Get the most from your audit
No one looks forward to an audit. They are inevitable, but you can make sure you get additional value from the process, rather than just ticking a box for the regulator. It is not often you have the opportunity to take a critical look at how the risk management plan is working, let alone having an independent risk management specialist whose main focus look for ways to improve your processes.
Audits don’t need to be onerous or daunting; a little bit of preparation can make the audit run smoothly and take the pressure off staff and improve the audit outcomes. Here are a couple of recommendations from our auditors.
Understand the audit scope: The water regulators often issue guidelines on undertaking regulatory audits which include the audit scope, audit criteria and the auditable elements of the risk management plan. It is a good idea to look at this and understanding why you are auditing and what will be audited before commencing down the audit path.
Get the right auditor: Make sure your auditor has the necessary accreditations and experience. If your regulator doesn’t require preapproval of your auditor, it could be a rude shock if the audit report is rejected for the auditor not being appropriately qualified.
Ensure that they specialise in water quality and risk management and have audited water quality risk management plans. Findings from the audit are based on the knowledge and experience of the auditor. It’s important for the auditee and regulator that audit findings are appropriate, practical and actually improve risk management.
Speak to other utilities to get an independent reference.
Consider undertaking an internal audit prior to the regulatory audit: A pre-audit or internal audit can help gather evidence, identify gaps in compliance and identify opportunities for improvement, that can be implemented prior to the regulatory audit. When internal auditing becomes business as usual, preparing for the regulatory audit can be less onerous.
In QLD recycled water providers with an approved recycled water management plan are required to undertake internal audits at the frequency specified in the approval notice.
Gather the right evidence: Make sure that you have the evidence on hand to demonstrate your compliance. Think about the documents that can confirm that you are implementing your plan, for example, if the risk assessment identifies a standard operating procedure (SOP) for implementing a preventive measure, ensure that:
the SOP is up-to-date
required forms completed
any training recorded and available
If your DWQMP requires inspections, how can it be demonstrated to the auditor that they are undertaken? The use of checklists is a good idea. Make sure they are filled out and available at the time of the audit.
Most plans have improvement actions. If there is an action to be completed in the audit period, gather evidence to demonstrate that it was complete or if it wasn’t, what was the reason?
Maintain records of communications with the regulator in relation to compliance issues. Keep emails to demonstrate submission of annual report and reviews are on time.
Ensure documentation is up to scratch: Auditors collect evidence through the following:
review of documentation and records
observation of practice
interviews with staff
A sure-fire way of getting a non-compliance is not maintaining the documents and records that are referenced in the DWQMP. Check that:
evidence is relevant to the audit period
documents are up-to-date and reviewed as required
easy to access
records are kept

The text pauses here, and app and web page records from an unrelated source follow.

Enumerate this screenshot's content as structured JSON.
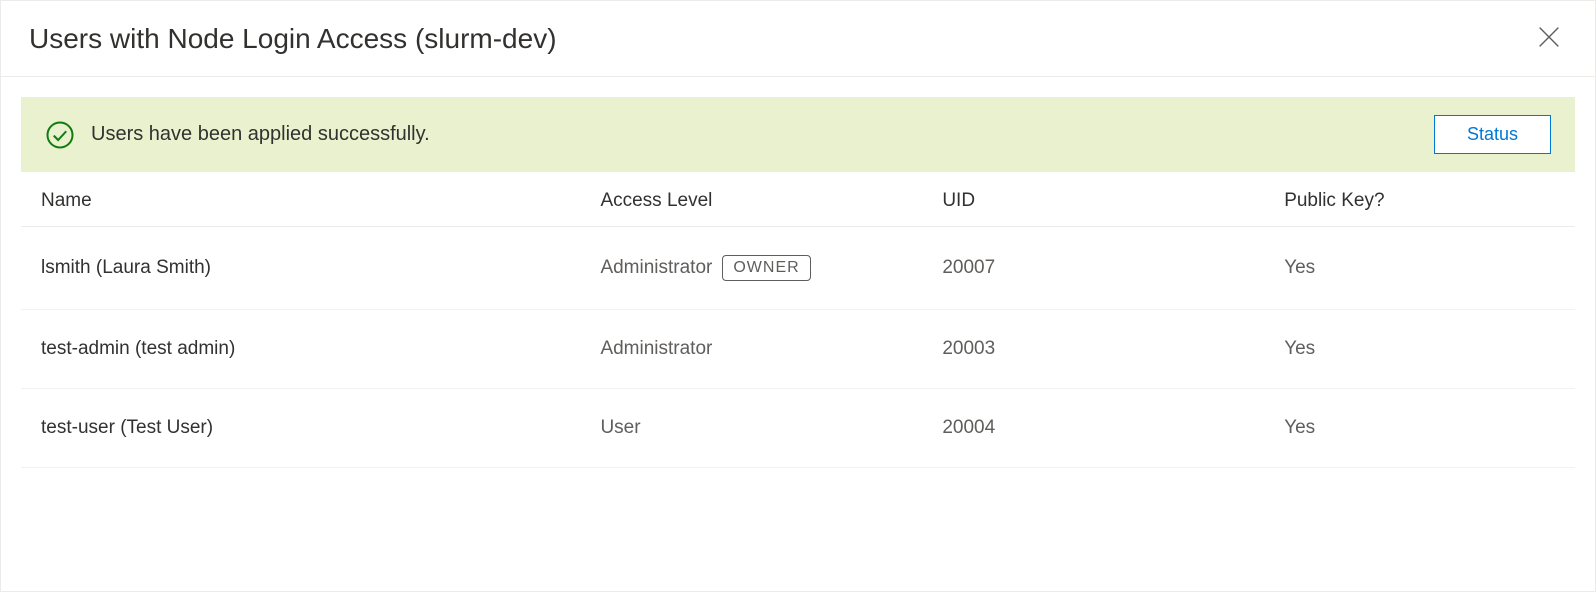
{
  "dialog": {
    "title": "Users with Node Login Access (slurm-dev)"
  },
  "banner": {
    "message": "Users have been applied successfully.",
    "status_button": "Status"
  },
  "table": {
    "headers": {
      "name": "Name",
      "access": "Access Level",
      "uid": "UID",
      "pubkey": "Public Key?"
    },
    "rows": [
      {
        "name": "lsmith (Laura Smith)",
        "access": "Administrator",
        "owner_badge": "OWNER",
        "uid": "20007",
        "pubkey": "Yes"
      },
      {
        "name": "test-admin (test admin)",
        "access": "Administrator",
        "owner_badge": "",
        "uid": "20003",
        "pubkey": "Yes"
      },
      {
        "name": "test-user (Test User)",
        "access": "User",
        "owner_badge": "",
        "uid": "20004",
        "pubkey": "Yes"
      }
    ]
  }
}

Have the right people at the audit: Implementing a risk management plan requires a team effort. Plan to have the people who are responsible for implementing the auditable elements attend the staff interviews and site visits. Not only does this spread the workload during the audit, it also encourages ownership for implementing the management plan.
Have executives involved in the opening and closing meeting, so that management is aware of your work and its importance.
Don’t be too hard on yourself: Risk management is a continuous improvement process, so don’t be put off by minor non-compliances and opportunities for improvement. Whilst compliance is the aim, non-compliance is not an indicator of how good or bad you or your organisation are, and all organisations do some things better than others. Having processes for improvement are vital in improving compliance.
Use the audit findings to drive the improvement plan processes: Implement the findings of the audit and track how you are going. You will be able to show the effectiveness of your improvement program and improve your compliance grade at the next audit.